§ **TASK DESCRIPTION**: All lines of the records below that contain the word "Dynamic" must be listed.

[Records excerpted from a collection]
------------------------------------------------
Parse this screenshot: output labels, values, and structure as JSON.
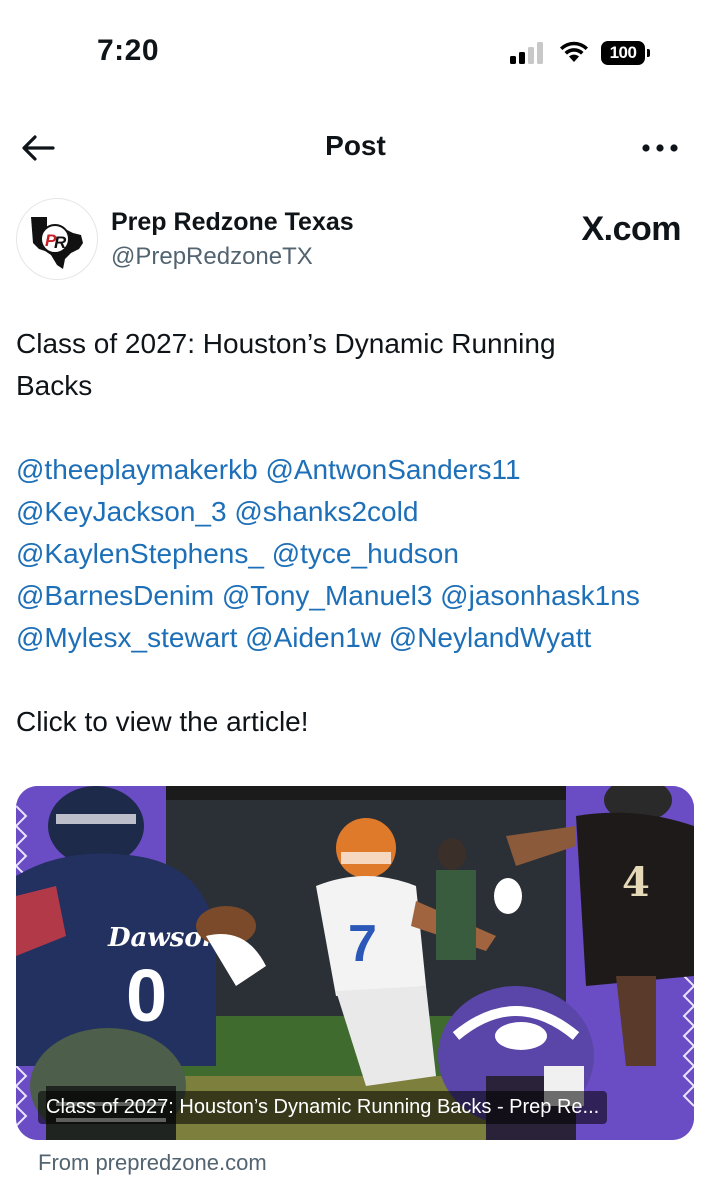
{
  "status_bar": {
    "time": "7:20",
    "battery": "100"
  },
  "nav": {
    "title": "Post",
    "back_icon": "arrow-left-icon",
    "more_icon": "ellipsis-icon"
  },
  "author": {
    "display_name": "Prep Redzone Texas",
    "handle": "@PrepRedzoneTX",
    "avatar_icon": "texas-pr-logo",
    "watermark": "X.com"
  },
  "post": {
    "title_lines": [
      "Class of 2027: Houston’s Dynamic Running",
      "Backs"
    ],
    "mention_lines": [
      [
        "@theeplaymakerkb",
        "@AntwonSanders11"
      ],
      [
        "@KeyJackson_3",
        "@shanks2cold"
      ],
      [
        "@KaylenStephens_",
        "@tyce_hudson"
      ],
      [
        "@BarnesDenim",
        "@Tony_Manuel3",
        "@jasonhask1ns"
      ],
      [
        "@Mylesx_stewart",
        "@Aiden1w",
        "@NeylandWyatt"
      ]
    ],
    "cta": "Click to view the article!"
  },
  "card": {
    "caption": "Class of 2027: Houston’s Dynamic Running Backs - Prep Re...",
    "from": "From prepredzone.com",
    "colors": {
      "accent": "#6a4cc4",
      "mention": "#1d6fb8"
    }
  }
}
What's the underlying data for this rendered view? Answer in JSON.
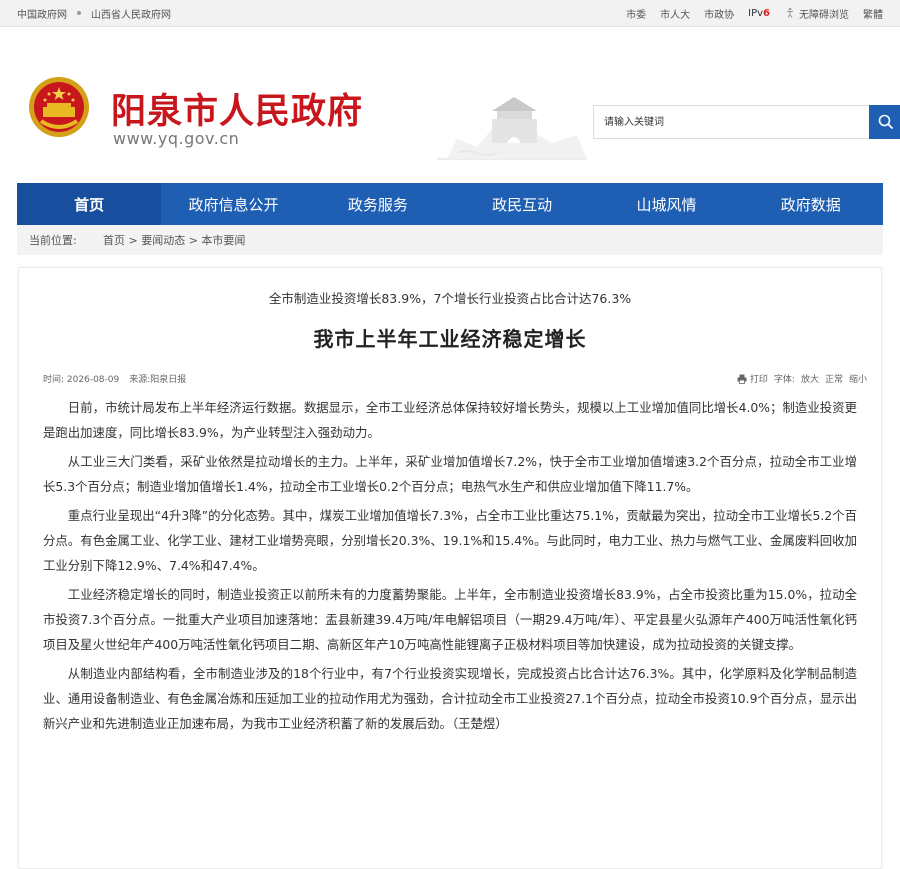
{
  "topbar": {
    "left_links": [
      "中国政府网",
      "山西省人民政府网"
    ],
    "right_links": [
      "市委",
      "市人大",
      "市政协"
    ],
    "ipv6_prefix": "IPv",
    "ipv6_num": "6",
    "accessibility": "无障碍浏览",
    "traditional": "繁體"
  },
  "header": {
    "title": "阳泉市人民政府",
    "url": "www.yq.gov.cn",
    "search_placeholder": "请输入关键词"
  },
  "nav": [
    "首页",
    "政府信息公开",
    "政务服务",
    "政民互动",
    "山城风情",
    "政府数据"
  ],
  "breadcrumb": {
    "label": "当前位置:",
    "path": "首页 > 要闻动态 > 本市要闻"
  },
  "article": {
    "subtitle": "全市制造业投资增长83.9%，7个增长行业投资占比合计达76.3%",
    "title": "我市上半年工业经济稳定增长",
    "time_label": "时间:",
    "time": "2026-08-09",
    "source_label": "来源:",
    "source": "阳泉日报",
    "print": "打印",
    "font_label": "字体:",
    "font_large": "放大",
    "font_normal": "正常",
    "font_small": "缩小",
    "paragraphs": [
      "日前，市统计局发布上半年经济运行数据。数据显示，全市工业经济总体保持较好增长势头，规模以上工业增加值同比增长4.0%；制造业投资更是跑出加速度，同比增长83.9%，为产业转型注入强劲动力。",
      "从工业三大门类看，采矿业依然是拉动增长的主力。上半年，采矿业增加值增长7.2%，快于全市工业增加值增速3.2个百分点，拉动全市工业增长5.3个百分点；制造业增加值增长1.4%，拉动全市工业增长0.2个百分点；电热气水生产和供应业增加值下降11.7%。",
      "重点行业呈现出“4升3降”的分化态势。其中，煤炭工业增加值增长7.3%，占全市工业比重达75.1%，贡献最为突出，拉动全市工业增长5.2个百分点。有色金属工业、化学工业、建材工业增势亮眼，分别增长20.3%、19.1%和15.4%。与此同时，电力工业、热力与燃气工业、金属废料回收加工业分别下降12.9%、7.4%和47.4%。",
      "工业经济稳定增长的同时，制造业投资正以前所未有的力度蓄势聚能。上半年，全市制造业投资增长83.9%，占全市投资比重为15.0%，拉动全市投资7.3个百分点。一批重大产业项目加速落地：盂县新建39.4万吨/年电解铝项目（一期29.4万吨/年）、平定县星火弘源年产400万吨活性氧化钙项目及星火世纪年产400万吨活性氧化钙项目二期、高新区年产10万吨高性能锂离子正极材料项目等加快建设，成为拉动投资的关键支撑。",
      "从制造业内部结构看，全市制造业涉及的18个行业中，有7个行业投资实现增长，完成投资占比合计达76.3%。其中，化学原料及化学制品制造业、通用设备制造业、有色金属冶炼和压延加工业的拉动作用尤为强劲，合计拉动全市工业投资27.1个百分点，拉动全市投资10.9个百分点，显示出新兴产业和先进制造业正加速布局，为我市工业经济积蓄了新的发展后劲。（王楚煜）"
    ]
  },
  "colors": {
    "nav_blue": "#1f5fb3",
    "title_red": "#c8161d"
  }
}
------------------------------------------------
§ **ANSWER BOX**:
      "Class of 2027: Houston’s Dynamic Running",
    "caption": "Class of 2027: Houston’s Dynamic Running Backs - Prep Re...",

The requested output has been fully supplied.